**Task brief**.
Go through the lines below. Copy those with "header".

**Source material**.
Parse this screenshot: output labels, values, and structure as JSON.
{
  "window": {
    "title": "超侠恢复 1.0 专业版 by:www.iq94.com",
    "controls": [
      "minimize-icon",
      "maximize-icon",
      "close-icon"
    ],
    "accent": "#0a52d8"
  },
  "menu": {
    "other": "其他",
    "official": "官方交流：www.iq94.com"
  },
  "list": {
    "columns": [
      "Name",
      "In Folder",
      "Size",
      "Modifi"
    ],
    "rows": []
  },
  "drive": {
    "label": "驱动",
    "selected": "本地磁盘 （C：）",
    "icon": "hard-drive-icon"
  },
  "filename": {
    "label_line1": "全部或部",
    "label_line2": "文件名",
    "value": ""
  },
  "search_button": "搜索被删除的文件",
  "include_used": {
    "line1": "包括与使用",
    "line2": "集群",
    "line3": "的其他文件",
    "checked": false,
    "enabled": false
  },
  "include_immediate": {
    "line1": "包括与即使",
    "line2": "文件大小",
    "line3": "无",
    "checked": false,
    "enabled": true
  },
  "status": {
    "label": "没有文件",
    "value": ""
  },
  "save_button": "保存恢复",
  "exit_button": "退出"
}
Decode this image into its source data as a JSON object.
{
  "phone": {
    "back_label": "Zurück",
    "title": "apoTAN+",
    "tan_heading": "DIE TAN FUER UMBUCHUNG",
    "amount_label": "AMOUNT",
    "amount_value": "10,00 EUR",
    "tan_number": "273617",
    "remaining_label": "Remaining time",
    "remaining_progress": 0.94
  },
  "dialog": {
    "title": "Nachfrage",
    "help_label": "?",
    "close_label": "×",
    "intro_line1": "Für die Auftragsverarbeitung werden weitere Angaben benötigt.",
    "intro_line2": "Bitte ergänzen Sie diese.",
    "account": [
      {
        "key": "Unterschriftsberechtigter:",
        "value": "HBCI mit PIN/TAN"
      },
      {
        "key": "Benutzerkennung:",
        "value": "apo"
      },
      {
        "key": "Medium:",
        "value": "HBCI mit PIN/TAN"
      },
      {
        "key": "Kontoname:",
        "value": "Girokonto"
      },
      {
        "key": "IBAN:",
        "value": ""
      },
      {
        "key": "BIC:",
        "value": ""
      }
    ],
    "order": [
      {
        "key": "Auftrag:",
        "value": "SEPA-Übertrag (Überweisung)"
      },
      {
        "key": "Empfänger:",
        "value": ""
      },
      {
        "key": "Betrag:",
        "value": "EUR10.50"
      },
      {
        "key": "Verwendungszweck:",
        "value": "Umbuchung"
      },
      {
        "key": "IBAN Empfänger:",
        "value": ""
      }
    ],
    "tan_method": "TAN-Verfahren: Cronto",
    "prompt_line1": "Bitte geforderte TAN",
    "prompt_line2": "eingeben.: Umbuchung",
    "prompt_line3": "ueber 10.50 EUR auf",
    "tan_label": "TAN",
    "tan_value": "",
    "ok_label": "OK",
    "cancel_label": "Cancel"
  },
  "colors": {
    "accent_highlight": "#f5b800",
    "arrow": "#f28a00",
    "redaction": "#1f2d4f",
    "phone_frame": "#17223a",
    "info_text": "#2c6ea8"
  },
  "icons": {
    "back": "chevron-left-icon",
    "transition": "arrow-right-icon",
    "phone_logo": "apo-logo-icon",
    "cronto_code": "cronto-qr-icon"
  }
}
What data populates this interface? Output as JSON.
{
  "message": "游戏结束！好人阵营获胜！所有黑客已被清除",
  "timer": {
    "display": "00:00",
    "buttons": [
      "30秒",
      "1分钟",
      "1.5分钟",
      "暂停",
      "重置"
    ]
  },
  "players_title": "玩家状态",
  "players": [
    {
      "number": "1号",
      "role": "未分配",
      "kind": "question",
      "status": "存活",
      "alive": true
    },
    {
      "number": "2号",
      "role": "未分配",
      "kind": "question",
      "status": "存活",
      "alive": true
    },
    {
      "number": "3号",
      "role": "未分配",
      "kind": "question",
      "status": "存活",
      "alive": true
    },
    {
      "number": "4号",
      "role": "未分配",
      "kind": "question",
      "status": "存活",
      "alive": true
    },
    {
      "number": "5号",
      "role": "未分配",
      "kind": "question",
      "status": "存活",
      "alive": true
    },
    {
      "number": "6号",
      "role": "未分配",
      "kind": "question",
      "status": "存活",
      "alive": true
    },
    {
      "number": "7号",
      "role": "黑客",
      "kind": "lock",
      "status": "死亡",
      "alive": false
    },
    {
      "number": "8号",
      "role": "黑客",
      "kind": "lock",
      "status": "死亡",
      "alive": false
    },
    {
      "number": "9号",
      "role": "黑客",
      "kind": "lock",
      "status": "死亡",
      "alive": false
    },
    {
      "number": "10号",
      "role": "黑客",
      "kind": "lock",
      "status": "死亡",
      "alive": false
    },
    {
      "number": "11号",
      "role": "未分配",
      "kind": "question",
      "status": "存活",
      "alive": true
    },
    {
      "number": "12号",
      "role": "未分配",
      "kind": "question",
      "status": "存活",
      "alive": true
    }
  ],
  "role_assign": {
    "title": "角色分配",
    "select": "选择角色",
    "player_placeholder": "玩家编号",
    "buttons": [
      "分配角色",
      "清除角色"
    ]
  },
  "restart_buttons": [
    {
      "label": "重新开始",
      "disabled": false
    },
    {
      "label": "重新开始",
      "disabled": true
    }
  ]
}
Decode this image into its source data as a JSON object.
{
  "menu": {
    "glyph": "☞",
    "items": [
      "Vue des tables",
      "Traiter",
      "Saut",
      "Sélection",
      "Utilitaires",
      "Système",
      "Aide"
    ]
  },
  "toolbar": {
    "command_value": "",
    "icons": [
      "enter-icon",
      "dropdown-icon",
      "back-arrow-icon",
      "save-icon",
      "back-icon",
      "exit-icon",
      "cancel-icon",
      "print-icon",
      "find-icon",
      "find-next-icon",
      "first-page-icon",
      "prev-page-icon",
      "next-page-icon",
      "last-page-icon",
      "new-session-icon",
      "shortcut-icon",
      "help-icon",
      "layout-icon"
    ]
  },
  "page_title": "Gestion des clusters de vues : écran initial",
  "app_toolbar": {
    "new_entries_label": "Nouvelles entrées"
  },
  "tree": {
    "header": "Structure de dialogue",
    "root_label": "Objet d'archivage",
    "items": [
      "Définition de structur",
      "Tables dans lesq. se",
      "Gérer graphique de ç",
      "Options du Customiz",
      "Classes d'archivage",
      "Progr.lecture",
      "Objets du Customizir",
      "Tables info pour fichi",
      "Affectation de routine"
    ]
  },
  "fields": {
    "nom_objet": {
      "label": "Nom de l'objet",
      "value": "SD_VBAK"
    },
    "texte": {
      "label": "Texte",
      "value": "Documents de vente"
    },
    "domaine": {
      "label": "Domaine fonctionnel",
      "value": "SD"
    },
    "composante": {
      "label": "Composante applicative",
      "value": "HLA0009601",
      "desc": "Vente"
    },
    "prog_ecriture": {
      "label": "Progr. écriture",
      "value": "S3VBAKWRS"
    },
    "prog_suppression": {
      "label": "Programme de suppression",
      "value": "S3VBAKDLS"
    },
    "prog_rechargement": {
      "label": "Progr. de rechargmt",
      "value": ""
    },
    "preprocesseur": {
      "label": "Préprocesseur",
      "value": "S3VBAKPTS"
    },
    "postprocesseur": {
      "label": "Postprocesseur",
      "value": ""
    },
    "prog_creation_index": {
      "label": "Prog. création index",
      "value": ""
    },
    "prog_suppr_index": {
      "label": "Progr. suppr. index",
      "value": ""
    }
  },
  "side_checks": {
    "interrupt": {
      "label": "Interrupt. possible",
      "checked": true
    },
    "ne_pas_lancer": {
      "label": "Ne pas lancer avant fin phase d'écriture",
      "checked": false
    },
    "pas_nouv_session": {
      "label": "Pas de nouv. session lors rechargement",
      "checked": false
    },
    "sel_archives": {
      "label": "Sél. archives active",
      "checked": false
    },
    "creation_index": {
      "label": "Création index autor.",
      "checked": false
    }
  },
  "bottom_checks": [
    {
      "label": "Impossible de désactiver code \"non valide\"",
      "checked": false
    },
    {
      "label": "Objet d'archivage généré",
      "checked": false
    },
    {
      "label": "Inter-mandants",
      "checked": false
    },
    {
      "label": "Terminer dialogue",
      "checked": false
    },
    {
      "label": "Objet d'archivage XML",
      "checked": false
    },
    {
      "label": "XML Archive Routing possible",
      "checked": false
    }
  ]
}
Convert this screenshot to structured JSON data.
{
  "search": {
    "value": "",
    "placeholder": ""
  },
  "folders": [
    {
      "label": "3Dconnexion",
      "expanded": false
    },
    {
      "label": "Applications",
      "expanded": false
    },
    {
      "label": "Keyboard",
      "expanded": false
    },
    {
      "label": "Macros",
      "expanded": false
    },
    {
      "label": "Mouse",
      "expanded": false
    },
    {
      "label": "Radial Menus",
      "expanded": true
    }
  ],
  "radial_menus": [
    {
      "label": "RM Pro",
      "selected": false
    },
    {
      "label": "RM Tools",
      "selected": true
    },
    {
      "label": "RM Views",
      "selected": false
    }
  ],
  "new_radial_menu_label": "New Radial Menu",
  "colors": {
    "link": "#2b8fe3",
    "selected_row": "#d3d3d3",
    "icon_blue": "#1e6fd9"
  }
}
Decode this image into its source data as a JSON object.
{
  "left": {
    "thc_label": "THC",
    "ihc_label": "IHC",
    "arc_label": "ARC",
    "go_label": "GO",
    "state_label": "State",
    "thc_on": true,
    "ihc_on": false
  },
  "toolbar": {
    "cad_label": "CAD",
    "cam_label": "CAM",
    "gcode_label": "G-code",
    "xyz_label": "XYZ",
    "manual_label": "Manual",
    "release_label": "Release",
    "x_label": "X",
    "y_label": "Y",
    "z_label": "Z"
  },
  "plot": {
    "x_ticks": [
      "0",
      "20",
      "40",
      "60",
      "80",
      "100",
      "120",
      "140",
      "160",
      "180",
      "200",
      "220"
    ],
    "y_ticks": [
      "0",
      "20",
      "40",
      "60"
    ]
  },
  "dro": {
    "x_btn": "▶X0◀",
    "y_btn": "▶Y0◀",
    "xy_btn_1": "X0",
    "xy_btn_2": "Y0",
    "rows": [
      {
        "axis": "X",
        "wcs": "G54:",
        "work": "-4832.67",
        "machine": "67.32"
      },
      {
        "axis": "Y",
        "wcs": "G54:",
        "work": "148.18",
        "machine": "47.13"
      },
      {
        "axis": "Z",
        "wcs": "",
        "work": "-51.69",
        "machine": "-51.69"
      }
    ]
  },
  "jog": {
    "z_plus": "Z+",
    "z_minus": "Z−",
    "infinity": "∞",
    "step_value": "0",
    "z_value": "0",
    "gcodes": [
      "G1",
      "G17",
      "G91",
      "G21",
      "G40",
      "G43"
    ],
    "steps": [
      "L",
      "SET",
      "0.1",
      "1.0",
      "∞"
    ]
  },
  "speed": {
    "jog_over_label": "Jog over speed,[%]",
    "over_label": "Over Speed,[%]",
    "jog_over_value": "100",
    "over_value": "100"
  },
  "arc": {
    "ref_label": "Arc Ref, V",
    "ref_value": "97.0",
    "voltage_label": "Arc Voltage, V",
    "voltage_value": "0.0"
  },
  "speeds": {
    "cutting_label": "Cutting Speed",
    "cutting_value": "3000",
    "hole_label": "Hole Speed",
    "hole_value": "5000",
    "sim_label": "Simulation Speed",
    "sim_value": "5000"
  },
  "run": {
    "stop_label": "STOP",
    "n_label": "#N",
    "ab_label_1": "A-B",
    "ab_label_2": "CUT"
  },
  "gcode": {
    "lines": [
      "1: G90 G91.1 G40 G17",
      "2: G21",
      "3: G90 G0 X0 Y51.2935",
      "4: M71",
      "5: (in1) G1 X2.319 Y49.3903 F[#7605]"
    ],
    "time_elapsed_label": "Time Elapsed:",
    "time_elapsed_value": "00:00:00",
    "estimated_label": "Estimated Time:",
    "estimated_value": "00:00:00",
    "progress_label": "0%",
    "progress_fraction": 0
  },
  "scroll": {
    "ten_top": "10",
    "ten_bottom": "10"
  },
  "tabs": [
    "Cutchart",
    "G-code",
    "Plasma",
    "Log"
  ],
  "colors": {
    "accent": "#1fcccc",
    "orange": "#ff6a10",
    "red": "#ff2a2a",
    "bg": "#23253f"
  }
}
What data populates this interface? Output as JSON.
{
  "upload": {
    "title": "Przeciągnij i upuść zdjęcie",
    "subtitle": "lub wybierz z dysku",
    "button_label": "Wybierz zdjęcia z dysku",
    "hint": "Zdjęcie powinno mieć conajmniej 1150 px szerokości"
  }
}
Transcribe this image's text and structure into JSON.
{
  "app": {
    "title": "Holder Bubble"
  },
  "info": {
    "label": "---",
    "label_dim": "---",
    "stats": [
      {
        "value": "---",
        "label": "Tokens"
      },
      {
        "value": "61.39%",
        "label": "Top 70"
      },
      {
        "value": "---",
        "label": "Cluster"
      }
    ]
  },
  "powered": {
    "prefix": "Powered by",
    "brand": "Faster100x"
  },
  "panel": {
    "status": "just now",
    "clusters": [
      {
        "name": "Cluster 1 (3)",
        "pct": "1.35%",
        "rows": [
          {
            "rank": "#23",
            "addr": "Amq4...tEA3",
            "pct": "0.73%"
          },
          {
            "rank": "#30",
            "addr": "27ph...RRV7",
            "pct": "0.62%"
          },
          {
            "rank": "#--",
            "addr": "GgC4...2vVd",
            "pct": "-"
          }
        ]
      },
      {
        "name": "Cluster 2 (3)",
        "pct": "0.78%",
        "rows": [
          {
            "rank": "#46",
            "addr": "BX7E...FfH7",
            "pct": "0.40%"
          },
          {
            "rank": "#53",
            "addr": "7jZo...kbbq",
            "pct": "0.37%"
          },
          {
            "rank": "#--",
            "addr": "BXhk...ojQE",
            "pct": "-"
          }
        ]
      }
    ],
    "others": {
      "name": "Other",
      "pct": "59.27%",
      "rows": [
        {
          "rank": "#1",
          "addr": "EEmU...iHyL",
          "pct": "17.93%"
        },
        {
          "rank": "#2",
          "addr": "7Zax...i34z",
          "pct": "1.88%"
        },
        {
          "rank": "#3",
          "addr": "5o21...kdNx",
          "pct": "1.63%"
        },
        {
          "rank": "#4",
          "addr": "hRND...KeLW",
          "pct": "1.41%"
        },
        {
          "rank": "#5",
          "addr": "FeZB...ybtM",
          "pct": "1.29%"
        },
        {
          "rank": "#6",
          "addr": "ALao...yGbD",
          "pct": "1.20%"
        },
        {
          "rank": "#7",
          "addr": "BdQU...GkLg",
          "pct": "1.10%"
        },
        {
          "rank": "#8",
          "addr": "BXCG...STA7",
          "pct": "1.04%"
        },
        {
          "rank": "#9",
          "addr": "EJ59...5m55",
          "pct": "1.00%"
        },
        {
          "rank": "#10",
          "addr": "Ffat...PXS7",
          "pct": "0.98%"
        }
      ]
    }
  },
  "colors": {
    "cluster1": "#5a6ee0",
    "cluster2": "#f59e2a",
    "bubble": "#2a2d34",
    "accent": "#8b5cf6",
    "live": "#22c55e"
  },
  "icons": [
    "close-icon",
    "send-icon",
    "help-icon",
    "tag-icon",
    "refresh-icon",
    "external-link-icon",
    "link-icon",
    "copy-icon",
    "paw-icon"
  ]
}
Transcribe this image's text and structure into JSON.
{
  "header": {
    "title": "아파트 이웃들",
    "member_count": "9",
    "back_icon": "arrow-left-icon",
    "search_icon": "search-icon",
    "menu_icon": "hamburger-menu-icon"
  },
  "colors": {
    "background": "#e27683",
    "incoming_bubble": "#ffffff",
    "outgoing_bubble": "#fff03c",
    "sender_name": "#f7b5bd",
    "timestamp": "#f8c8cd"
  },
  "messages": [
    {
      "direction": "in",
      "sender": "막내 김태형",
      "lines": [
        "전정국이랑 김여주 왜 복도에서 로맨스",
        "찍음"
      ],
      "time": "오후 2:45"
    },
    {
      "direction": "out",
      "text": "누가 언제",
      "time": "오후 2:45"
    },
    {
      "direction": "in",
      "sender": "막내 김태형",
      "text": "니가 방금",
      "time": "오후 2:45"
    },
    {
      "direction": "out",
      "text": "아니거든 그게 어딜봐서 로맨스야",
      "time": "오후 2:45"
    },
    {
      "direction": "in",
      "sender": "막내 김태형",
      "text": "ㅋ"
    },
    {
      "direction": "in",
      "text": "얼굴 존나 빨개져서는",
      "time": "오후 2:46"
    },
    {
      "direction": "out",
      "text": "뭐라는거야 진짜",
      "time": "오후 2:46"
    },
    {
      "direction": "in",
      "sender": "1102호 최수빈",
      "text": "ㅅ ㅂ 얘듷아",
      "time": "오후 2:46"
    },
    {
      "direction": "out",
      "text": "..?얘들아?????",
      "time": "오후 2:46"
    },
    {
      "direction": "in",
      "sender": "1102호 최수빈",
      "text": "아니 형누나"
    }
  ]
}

**Exercise answer**.
    "header": "Structure de dialogue",
  "header": {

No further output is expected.